TASK DESCRIPTION = Once every line in the data below has been checked for "Agency", give the number of lines that hold it, and only that.

[MATERIAL PROVIDED Boundary: Start]

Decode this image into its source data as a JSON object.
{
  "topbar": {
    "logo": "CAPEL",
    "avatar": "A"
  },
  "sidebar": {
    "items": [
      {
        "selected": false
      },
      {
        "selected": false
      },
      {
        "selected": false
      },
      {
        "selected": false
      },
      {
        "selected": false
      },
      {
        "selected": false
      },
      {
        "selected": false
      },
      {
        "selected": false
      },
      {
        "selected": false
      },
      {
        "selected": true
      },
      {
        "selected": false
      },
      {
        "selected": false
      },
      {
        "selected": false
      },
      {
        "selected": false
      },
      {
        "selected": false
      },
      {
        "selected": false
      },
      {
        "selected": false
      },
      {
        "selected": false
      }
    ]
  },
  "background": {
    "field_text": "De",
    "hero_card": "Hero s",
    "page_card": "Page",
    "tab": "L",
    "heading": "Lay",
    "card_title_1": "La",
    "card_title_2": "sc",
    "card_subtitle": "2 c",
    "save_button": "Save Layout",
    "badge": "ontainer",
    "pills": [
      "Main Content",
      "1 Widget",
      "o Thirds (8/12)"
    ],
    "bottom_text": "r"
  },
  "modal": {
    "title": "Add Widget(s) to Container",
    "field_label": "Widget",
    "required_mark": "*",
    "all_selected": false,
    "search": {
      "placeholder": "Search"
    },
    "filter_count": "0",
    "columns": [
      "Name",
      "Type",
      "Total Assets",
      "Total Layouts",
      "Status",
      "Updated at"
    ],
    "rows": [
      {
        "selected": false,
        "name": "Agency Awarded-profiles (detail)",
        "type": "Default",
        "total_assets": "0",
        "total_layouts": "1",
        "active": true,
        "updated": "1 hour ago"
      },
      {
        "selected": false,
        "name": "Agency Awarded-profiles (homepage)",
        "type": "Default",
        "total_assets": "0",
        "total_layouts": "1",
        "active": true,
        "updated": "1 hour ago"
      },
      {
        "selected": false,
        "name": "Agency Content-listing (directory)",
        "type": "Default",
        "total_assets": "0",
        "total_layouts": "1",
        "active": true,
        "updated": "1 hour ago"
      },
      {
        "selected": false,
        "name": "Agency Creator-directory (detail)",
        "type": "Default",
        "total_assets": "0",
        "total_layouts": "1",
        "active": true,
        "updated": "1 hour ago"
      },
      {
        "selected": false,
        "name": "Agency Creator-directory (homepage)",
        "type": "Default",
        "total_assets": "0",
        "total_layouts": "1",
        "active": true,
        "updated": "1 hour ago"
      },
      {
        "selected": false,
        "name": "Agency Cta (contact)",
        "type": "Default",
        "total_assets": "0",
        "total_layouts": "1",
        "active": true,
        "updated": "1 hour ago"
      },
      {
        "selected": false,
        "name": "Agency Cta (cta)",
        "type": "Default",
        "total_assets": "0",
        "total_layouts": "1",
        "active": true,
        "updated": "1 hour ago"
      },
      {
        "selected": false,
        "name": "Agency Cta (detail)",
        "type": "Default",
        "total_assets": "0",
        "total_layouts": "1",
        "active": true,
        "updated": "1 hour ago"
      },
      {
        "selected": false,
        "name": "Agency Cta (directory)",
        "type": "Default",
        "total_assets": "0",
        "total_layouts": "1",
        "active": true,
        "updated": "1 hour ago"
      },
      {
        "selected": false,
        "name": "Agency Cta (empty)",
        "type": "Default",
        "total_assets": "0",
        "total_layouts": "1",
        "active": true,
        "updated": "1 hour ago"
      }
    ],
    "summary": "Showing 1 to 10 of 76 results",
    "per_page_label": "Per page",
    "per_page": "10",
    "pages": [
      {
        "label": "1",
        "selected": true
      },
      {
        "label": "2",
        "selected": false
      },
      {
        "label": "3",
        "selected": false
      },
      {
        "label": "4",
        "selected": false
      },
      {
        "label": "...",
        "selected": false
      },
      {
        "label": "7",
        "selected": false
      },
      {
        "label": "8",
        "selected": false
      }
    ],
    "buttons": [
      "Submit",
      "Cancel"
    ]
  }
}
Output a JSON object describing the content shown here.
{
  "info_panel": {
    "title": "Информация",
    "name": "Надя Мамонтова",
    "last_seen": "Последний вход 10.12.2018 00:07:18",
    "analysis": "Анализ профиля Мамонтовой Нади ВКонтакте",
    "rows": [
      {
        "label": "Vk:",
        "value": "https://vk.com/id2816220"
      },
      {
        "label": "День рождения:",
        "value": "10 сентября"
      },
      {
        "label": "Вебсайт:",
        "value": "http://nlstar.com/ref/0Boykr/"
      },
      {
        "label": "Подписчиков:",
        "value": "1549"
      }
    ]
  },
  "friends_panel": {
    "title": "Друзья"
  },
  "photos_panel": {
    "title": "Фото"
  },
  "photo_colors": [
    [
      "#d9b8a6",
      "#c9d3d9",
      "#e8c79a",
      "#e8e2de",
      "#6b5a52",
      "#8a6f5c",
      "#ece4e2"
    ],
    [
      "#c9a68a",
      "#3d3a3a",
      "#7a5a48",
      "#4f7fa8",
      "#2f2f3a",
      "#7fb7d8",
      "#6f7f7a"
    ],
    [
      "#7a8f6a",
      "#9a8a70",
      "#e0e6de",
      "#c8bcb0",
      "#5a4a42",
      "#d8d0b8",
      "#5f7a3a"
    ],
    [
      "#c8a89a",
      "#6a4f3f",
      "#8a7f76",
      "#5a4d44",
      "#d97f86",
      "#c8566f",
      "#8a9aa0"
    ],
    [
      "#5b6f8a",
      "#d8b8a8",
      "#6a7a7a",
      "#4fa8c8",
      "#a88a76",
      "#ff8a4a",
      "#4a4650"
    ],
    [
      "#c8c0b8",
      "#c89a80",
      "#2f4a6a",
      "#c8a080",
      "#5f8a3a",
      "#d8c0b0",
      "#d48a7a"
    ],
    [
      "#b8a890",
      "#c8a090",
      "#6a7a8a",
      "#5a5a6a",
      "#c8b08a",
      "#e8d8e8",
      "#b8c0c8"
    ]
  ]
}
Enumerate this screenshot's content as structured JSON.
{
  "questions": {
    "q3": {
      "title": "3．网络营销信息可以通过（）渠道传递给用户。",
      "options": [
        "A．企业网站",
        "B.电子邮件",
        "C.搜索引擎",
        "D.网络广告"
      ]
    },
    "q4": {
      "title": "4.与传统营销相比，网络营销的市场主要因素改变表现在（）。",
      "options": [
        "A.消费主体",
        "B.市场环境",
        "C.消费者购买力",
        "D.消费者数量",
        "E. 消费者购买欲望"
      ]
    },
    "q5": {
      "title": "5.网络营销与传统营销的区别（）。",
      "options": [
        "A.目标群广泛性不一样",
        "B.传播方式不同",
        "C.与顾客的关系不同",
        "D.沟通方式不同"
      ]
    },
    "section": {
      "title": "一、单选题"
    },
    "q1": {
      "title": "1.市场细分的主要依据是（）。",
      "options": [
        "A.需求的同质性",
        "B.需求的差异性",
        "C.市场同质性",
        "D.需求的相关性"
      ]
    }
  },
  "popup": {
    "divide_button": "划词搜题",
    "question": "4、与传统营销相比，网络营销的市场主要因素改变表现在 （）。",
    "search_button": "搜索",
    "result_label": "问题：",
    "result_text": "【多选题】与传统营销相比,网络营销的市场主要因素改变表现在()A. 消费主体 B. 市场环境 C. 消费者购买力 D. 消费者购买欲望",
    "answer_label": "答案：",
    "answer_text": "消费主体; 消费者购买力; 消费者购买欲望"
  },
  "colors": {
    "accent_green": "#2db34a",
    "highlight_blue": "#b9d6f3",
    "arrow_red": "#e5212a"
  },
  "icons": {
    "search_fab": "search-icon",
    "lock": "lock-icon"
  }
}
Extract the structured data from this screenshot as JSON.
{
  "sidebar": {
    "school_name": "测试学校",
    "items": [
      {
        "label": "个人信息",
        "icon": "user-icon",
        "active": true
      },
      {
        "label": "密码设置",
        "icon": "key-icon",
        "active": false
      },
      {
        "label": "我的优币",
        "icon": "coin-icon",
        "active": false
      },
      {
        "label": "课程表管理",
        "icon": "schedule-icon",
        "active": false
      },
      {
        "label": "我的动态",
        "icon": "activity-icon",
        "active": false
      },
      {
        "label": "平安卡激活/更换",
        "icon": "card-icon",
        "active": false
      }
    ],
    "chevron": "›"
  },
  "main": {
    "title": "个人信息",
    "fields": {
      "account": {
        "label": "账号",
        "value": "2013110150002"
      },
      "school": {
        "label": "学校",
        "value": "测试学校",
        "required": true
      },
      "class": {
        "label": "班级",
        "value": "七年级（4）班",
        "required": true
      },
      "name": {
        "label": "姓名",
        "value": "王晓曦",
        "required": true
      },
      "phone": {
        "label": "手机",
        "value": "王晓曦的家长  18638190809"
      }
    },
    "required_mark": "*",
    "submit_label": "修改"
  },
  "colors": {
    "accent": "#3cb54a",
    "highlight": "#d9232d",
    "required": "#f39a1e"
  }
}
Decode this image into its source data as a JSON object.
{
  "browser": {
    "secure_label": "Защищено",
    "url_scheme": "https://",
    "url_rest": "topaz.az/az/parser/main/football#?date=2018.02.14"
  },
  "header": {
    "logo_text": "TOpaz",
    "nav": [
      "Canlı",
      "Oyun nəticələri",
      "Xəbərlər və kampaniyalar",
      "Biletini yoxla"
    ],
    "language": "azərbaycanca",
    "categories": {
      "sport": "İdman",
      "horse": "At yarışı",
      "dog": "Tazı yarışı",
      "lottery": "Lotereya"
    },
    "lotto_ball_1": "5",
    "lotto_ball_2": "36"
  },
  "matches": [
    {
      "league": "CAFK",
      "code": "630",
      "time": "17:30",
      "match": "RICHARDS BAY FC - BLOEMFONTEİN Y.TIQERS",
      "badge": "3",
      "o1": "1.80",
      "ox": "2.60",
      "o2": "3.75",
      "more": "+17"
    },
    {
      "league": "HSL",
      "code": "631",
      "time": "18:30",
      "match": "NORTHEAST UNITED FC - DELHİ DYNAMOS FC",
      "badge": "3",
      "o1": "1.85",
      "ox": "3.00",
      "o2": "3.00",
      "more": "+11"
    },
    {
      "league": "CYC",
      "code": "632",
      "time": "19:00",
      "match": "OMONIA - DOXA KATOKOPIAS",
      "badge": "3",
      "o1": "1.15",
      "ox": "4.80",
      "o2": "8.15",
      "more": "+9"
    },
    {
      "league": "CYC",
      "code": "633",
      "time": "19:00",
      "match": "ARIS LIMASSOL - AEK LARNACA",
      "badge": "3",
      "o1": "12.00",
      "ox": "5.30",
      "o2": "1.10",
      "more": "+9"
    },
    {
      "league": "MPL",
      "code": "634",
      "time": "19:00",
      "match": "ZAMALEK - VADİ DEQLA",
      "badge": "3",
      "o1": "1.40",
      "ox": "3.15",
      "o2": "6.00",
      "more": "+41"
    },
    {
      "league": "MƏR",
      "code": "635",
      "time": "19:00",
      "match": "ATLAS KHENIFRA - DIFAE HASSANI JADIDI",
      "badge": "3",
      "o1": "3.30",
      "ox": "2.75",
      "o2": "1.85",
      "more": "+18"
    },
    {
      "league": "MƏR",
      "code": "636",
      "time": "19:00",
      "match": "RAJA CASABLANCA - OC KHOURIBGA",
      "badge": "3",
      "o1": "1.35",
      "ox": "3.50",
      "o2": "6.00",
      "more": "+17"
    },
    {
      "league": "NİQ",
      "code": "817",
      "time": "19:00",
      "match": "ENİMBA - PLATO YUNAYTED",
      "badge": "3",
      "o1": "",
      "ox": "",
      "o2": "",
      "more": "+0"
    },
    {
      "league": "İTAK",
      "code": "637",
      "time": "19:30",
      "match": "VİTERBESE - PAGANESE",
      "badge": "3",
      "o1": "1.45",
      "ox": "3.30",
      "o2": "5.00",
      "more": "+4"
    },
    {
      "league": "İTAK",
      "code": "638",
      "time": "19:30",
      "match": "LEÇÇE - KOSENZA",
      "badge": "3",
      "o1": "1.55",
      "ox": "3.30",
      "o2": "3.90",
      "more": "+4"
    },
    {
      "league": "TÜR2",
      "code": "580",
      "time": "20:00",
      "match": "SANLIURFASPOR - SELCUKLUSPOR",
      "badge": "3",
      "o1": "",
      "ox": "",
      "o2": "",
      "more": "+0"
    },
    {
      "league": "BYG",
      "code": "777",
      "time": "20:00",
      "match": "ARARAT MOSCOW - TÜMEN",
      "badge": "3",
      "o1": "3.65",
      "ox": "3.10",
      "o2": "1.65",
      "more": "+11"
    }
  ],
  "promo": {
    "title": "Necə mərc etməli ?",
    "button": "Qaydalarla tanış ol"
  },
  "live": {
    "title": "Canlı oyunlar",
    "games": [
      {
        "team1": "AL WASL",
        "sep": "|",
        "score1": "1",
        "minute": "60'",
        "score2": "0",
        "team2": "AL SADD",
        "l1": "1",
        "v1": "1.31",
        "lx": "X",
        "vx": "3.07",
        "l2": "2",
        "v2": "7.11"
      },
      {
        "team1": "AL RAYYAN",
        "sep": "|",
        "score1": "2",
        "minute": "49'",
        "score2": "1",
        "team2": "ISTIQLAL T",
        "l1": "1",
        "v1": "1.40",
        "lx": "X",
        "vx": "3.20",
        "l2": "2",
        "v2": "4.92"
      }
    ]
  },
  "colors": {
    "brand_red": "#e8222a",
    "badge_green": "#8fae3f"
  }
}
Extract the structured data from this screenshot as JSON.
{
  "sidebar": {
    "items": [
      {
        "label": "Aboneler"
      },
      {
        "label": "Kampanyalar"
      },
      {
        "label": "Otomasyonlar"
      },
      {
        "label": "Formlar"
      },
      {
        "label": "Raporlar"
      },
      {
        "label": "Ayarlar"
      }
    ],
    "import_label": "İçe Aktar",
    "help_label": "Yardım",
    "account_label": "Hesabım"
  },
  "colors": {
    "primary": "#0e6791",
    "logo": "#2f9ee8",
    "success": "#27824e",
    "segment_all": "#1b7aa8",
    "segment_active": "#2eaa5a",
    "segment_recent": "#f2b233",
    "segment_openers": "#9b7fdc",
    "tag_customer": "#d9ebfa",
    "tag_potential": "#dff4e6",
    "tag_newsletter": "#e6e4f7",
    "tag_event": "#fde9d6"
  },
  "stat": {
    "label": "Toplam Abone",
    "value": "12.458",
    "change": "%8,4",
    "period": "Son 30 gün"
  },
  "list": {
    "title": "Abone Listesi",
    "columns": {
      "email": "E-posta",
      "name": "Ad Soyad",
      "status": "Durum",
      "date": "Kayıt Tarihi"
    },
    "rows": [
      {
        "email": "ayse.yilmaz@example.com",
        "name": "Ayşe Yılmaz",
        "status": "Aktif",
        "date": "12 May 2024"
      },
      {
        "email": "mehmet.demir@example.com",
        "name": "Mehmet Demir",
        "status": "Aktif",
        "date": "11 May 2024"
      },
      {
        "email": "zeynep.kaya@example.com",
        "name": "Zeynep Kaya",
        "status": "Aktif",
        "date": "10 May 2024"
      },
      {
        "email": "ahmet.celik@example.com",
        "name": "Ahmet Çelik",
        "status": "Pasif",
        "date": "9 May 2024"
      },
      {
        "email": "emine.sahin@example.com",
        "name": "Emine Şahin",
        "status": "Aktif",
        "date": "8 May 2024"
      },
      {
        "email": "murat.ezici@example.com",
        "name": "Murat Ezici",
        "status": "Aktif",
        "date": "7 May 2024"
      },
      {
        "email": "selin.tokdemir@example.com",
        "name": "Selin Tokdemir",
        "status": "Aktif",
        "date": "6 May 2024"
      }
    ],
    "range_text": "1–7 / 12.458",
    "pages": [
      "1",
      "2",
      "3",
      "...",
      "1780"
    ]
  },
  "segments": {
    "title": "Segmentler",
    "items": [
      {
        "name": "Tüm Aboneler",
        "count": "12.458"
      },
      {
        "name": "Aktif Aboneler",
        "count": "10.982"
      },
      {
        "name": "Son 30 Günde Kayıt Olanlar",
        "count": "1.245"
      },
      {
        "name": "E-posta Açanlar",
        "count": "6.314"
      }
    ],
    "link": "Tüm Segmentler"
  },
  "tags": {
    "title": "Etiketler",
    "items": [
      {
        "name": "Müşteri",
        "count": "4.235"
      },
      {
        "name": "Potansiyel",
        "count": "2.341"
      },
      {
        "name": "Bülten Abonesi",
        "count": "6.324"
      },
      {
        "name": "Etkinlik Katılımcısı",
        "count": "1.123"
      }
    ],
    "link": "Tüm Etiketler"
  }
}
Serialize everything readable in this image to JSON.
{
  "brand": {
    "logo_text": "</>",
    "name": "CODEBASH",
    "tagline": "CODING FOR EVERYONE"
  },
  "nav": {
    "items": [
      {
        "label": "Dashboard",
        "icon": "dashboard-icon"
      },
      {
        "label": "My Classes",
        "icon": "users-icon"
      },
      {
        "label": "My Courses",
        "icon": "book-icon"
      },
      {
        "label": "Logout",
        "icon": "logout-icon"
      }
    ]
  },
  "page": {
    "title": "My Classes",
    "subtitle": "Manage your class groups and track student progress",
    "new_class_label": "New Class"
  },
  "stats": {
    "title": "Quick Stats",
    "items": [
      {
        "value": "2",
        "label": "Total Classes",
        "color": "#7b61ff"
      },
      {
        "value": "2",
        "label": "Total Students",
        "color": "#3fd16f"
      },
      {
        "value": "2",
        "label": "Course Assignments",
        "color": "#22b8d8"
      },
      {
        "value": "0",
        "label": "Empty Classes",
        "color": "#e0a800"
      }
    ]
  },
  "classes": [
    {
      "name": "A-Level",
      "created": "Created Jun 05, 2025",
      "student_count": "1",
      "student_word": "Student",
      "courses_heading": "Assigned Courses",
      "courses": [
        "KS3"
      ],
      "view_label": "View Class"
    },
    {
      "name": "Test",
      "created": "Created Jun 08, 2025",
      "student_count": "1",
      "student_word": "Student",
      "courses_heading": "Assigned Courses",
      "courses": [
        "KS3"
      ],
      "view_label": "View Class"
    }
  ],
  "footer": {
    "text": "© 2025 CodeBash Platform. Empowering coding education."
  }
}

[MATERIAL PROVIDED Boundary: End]

ANSWER SPACE = 10